[[ DATA open ]]
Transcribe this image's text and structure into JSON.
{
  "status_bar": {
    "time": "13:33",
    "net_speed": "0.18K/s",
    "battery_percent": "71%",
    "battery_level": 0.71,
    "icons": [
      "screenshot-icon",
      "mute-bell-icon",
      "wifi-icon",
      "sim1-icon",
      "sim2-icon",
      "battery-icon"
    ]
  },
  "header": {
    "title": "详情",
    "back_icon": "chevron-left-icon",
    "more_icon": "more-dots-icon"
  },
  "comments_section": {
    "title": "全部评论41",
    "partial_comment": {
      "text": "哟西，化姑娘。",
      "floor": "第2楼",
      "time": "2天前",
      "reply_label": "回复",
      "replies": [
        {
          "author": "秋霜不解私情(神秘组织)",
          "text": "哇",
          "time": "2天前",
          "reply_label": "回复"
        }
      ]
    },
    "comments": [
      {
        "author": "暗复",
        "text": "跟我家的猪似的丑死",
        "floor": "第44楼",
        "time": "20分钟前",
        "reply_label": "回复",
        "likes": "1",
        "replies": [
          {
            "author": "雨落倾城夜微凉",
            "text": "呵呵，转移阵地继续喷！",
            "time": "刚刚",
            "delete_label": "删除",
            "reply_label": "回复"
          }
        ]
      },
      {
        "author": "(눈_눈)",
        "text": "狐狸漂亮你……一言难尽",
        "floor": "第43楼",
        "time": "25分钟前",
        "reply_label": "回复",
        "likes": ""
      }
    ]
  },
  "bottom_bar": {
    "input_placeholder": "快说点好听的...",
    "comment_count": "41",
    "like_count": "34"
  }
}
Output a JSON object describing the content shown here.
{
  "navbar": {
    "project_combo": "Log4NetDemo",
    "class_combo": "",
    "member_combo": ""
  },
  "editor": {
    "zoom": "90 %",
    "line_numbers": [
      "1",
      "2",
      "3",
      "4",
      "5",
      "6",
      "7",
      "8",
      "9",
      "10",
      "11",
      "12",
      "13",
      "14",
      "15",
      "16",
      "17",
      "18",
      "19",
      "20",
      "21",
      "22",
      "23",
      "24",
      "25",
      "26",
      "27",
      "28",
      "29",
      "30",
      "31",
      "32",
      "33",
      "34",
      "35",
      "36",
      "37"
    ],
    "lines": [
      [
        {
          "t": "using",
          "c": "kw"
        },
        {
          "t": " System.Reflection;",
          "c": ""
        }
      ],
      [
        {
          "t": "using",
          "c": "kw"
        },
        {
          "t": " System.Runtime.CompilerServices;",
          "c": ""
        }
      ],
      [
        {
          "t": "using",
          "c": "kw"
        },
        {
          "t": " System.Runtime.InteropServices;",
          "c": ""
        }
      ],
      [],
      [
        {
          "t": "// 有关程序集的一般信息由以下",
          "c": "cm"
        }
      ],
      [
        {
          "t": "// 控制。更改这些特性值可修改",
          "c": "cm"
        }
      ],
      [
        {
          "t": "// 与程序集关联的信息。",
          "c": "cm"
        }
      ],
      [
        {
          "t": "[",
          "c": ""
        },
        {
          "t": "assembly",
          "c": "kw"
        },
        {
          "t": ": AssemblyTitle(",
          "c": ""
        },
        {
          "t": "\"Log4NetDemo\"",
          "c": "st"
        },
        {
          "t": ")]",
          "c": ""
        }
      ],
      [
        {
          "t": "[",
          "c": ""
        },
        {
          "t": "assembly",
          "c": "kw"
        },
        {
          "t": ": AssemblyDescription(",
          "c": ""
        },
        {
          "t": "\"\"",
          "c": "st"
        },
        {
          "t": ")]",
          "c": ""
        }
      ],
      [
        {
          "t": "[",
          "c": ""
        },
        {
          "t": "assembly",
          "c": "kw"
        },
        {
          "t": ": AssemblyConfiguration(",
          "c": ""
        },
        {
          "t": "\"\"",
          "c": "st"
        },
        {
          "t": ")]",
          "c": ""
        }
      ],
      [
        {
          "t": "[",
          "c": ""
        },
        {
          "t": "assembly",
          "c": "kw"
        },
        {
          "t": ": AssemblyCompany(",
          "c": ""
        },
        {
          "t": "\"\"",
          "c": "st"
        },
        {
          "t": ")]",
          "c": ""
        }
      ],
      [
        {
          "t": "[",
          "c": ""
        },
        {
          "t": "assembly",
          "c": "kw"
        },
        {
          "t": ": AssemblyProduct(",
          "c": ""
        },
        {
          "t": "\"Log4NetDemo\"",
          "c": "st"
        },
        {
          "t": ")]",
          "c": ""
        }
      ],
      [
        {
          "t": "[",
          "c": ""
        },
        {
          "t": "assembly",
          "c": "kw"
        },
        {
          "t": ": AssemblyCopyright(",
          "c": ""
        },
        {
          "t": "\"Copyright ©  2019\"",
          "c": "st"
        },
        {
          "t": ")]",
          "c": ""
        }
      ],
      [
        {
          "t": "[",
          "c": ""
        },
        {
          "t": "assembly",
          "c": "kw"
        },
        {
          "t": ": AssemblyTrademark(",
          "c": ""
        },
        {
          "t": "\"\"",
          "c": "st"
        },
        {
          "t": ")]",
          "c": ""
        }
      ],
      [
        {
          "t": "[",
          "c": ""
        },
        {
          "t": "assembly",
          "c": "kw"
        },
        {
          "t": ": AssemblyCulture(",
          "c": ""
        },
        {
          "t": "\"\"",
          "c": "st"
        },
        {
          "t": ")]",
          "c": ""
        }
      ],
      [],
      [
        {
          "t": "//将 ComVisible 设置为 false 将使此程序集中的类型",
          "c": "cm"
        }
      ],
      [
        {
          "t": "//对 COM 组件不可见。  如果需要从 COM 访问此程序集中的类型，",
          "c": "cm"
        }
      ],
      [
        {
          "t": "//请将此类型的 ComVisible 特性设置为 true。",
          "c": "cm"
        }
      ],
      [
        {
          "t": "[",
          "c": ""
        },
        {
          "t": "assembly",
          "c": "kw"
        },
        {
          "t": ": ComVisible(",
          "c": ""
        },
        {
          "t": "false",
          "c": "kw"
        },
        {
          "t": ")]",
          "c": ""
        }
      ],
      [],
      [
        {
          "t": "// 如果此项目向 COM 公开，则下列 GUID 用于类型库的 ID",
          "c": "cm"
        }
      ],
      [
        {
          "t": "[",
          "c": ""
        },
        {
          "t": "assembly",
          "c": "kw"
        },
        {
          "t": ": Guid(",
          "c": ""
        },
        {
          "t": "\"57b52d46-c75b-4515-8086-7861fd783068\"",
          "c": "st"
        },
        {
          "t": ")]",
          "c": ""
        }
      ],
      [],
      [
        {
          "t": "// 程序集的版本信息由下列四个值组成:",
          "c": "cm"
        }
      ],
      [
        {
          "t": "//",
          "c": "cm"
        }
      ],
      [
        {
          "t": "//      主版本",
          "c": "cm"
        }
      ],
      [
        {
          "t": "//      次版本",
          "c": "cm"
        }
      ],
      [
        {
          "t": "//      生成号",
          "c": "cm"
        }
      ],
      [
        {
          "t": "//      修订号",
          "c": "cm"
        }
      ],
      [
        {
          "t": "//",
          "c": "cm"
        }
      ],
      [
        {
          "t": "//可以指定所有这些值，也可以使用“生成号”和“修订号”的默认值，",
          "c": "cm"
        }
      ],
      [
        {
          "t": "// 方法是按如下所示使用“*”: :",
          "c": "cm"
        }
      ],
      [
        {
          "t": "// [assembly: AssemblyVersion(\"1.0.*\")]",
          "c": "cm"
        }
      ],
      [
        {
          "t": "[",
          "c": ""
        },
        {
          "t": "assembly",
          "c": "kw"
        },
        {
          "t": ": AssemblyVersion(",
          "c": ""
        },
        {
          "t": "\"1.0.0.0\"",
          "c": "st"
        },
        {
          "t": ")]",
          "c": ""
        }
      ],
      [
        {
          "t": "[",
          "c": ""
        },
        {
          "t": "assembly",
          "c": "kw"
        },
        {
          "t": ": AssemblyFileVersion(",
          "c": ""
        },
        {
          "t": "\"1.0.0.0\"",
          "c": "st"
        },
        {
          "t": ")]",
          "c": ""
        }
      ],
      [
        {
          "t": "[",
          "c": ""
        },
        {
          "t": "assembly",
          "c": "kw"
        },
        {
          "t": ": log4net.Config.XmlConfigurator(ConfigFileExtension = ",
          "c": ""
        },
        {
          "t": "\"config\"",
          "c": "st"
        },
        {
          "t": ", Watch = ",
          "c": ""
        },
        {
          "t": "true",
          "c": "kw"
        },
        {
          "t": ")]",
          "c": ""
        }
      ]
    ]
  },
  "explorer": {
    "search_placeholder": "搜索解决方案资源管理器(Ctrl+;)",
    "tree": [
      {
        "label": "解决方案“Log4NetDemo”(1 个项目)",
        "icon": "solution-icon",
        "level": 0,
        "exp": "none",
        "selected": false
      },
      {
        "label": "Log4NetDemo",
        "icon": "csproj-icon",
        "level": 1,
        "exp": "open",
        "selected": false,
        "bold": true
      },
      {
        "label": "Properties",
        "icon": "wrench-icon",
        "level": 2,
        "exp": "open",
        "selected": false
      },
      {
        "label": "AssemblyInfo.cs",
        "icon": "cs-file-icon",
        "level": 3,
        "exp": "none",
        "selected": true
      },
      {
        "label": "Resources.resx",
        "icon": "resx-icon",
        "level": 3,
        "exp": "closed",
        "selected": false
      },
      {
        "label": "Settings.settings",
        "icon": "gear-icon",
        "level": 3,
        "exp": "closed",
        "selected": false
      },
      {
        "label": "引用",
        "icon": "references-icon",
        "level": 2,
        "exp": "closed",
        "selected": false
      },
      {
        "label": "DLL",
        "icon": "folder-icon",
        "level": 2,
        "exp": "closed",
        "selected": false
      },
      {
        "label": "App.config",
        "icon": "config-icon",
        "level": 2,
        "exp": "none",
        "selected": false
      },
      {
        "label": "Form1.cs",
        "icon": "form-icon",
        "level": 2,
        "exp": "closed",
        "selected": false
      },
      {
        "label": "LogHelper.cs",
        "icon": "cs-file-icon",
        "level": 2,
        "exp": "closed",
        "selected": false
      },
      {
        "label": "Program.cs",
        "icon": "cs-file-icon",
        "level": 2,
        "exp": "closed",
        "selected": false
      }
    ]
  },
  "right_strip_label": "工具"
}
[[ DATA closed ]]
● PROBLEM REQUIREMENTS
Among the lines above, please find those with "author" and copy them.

● TASK RESULT
          "author": "秋霜不解私情(神秘组织)",
        "author": "暗复",
            "author": "雨落倾城夜微凉",
        "author": "(눈_눈)",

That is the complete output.